“Beautiful pillars right by the Medina!” – Lacey B.

“A traditional Moroccan meal (maybe except for the French fries and Diet coke).” – Ally T.

“One of the cities greatest landmarks, the Koutoubia Mosque!” – Andrew J.

“Out sand duning around the Atlas mountains!” – Sarah B.

“Having tea in a rural Moroccan home outside of Marrakesh – amazing experience!” -Emilie S.

“Local school children watching us tourists. I wonder what they think of us?!” – Nick C.

“The beautiful medina from a rooftop restaurant, can’t wait to return!” Shaun B.

8 Things You Probably Are Not Packing For Your Trip

While everyone knows to pack clothing and toiletries, here are some items you may not think of and some that you may not pack because you don’t think you will need them.

1. Pillowcase:  I have stayed in a lot of hotels, many of which I did not want to touch the bed covers let alone rest my head on their pillow.  Packing a pillowcase lets you keep your peace of mind while you sleep in a strange place whether you’re staying in a sketchy hostel or the Four Seasons.


1. Pillowcase (pillow not included)

2. Food you can’t get where you are going.  One of my travel companions dips everything in ranch dressing before she eats it.  She freaked when she realized ranch is almost impossible to find in Europe and what you can get is nothing like what she was used to.  If you don’t go a week without it at home, assume you won’t be able to find it in your destination and take some.


2. Condiments and items you intake daily

3. Adaptors. If you are going to a country where the outlets are different, do not forget to pack an adaptor.  While hotels provide most appliances (such as blow dryers) you are still likely to need an adaptor for something.  It is almost impossible to find adaptors once you reach your destination since all those sold in local stores are to adapt the local plug to a foreign one instead of the other way around.


3. Adaptors

4. Space bags.  In a previous post, I mentioned that I could not stand travel Space Bags, and that I do not believe they work.  While this opinion stands, there is one excellent alternative use for them that everyone should consider.  Space Bags are a great option to store smelly, wet, or dirty clothes in when traveling, because they are created to seal in everything and store larger amounts of clothing than a Ziploc bag.  Whether your clothing smells like cigarette smoke or is covered in mud from a hike, storing them in a Space Bag keeps them from rubbing off on your other clothing.


4. Space Bags for storing dirty clothing

5. GPS Tracker. For less than $100, you can buy a GPS tracking unit to store in your checked bag.  If your bag gets stolen or never makes it on the plane, you can check where the GPS system is and find your bag once again. For example, the Mini Real Time Tracker, shown below, uses a SIM card to send its current coordinates to your phone.

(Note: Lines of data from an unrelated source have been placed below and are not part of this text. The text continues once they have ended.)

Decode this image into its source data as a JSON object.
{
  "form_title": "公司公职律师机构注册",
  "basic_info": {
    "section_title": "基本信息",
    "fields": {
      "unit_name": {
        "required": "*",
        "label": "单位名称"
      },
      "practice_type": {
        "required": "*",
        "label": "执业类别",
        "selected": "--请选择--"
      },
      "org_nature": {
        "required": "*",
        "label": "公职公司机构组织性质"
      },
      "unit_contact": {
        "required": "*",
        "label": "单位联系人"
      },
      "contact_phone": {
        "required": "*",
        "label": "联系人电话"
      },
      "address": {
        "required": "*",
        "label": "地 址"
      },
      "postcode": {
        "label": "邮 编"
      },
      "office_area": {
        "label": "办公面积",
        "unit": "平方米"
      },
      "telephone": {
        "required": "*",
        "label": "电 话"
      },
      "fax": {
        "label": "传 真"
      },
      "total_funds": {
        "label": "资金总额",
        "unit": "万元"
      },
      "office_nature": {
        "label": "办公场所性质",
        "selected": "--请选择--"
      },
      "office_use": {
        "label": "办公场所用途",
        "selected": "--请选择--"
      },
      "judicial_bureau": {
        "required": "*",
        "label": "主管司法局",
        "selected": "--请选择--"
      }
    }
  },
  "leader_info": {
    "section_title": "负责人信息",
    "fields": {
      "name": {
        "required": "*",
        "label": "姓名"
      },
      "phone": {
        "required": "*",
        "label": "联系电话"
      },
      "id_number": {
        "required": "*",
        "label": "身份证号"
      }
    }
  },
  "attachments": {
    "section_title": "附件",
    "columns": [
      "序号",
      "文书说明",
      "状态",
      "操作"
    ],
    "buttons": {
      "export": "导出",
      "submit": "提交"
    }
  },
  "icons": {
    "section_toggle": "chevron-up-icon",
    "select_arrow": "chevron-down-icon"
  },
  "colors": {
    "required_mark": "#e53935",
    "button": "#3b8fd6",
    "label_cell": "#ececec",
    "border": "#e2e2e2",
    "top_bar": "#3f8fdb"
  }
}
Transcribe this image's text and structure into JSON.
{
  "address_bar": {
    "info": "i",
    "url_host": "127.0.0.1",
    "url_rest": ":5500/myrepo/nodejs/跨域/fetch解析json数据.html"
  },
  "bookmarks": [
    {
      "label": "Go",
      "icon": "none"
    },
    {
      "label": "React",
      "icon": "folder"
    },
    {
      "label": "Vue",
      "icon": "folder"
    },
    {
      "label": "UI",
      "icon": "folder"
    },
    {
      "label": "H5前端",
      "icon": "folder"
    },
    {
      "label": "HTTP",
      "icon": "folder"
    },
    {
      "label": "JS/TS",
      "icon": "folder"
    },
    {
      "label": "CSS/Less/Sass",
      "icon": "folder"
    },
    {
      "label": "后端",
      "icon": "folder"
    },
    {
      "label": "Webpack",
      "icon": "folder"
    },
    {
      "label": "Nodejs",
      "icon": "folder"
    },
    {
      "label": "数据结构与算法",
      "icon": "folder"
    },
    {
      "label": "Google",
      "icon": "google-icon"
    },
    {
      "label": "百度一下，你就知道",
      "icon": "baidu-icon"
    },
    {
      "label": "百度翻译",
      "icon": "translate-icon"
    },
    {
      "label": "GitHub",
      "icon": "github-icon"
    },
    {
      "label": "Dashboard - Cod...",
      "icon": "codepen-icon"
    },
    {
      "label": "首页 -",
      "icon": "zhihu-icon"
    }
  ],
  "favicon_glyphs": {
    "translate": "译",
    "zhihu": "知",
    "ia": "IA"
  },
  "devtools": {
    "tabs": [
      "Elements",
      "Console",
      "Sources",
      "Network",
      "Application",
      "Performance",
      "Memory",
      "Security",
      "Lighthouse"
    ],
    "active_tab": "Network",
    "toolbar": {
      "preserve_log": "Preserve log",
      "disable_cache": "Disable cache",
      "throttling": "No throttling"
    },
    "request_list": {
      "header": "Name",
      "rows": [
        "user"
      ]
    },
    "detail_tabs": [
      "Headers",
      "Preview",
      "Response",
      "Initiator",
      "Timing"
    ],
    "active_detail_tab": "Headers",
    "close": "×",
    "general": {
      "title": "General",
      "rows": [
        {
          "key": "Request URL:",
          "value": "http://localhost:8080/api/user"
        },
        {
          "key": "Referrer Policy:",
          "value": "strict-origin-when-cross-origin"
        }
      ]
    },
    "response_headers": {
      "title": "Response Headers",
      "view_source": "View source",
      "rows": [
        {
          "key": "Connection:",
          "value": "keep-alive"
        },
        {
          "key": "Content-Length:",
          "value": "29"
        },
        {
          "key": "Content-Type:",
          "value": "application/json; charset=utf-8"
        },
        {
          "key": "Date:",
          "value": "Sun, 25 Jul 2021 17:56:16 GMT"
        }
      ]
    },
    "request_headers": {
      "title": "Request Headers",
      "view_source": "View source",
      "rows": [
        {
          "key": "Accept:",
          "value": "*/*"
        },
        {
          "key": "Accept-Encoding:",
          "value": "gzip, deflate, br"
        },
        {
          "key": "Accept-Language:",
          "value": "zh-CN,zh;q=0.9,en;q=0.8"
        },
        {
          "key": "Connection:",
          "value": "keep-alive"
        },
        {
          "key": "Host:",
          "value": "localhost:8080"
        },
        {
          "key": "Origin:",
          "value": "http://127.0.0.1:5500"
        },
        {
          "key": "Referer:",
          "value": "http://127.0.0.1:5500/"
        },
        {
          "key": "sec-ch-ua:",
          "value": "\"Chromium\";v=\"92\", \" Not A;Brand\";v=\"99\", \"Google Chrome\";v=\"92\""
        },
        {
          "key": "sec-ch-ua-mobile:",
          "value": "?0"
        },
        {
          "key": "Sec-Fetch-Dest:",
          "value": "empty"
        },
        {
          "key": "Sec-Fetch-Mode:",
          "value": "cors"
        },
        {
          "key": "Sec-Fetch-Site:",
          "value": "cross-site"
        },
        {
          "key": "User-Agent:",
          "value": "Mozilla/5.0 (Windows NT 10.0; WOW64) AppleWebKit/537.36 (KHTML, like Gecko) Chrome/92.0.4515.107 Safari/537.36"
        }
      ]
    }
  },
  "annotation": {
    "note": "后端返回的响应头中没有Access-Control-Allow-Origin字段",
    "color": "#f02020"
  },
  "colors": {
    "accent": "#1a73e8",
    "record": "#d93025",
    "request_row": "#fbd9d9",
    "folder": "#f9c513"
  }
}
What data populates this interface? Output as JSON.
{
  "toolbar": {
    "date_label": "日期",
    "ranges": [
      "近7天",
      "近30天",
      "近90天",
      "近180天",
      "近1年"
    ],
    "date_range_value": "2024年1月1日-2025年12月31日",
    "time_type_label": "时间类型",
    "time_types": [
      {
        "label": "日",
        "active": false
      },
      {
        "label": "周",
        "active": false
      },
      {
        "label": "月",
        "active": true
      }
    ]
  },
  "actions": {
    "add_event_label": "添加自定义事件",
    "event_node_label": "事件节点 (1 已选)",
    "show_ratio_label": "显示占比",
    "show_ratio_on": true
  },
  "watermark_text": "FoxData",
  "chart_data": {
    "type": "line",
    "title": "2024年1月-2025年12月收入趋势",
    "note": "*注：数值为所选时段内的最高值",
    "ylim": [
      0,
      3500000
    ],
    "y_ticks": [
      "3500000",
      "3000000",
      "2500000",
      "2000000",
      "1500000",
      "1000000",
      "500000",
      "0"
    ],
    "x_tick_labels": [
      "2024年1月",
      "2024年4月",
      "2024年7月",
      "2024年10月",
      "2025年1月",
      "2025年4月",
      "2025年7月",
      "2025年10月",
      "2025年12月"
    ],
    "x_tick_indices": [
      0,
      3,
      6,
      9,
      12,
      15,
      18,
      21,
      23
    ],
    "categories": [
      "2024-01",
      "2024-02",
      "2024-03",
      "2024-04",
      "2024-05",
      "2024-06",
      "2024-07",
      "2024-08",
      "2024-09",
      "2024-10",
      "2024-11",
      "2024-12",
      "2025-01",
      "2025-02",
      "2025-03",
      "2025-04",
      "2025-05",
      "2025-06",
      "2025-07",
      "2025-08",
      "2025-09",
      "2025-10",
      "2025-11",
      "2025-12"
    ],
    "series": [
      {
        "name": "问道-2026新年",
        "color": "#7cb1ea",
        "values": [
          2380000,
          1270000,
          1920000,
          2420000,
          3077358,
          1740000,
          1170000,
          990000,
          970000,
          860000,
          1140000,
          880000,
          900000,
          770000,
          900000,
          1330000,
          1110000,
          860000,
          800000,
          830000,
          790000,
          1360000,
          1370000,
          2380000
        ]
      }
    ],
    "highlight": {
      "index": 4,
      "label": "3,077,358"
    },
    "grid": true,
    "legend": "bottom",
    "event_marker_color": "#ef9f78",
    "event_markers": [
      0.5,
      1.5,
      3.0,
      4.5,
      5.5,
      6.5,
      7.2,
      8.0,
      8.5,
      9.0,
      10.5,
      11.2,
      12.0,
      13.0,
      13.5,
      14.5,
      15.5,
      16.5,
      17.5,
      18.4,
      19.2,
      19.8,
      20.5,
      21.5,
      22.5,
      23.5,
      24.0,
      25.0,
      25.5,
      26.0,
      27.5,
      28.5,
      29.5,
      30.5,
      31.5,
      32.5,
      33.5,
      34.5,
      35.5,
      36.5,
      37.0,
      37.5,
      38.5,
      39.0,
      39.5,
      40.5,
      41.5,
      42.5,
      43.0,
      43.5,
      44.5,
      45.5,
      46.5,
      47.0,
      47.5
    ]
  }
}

5. GPS Tracker

6. Spare credit card, medicine, and ID. Often travelers are told to keep these items safely in their carry-ons during trips.  While this is sound advice, you should keep a spare of everything you can’t live without in your suitcase. This way if your wallet, purse, or bag get stolen on your trip you can have a backup.


6. Spare necessities

7.  Spare outfit for the opposite climate you are traveling to.  If you are traveling to Sweden, it is safe to bet you will not be needing shorts and a tank top.  However, the place you are staying may over-compensate for the cold by turning the heat much higher than comfortable.  The same can be said for very warm climates.  Pack just one outfit in-case you are stuck in the opposite temperatures you prepared for.


7. Spare outfit opposite of destination climate

8. Pharmaceutical needs. On a trip to Europe, I had a cold and did not take any medicie with me.  I tried to find some Sudafed but could not find anything similar to this common medicine even with the pharmacist’s help.  Drug products vary greatly from country to country and even region to region, so bring anything you may need with you.

Though rarely mentioned in travel blogs (probably due to the taboo nature of the topic) the same can be said about products such as tampons and condoms.  The U.S. has very different health standards than many other countries, so stick with what you know to be safe and pack safe and reliable drugstore products from home.


8. Drugstore products of all kinds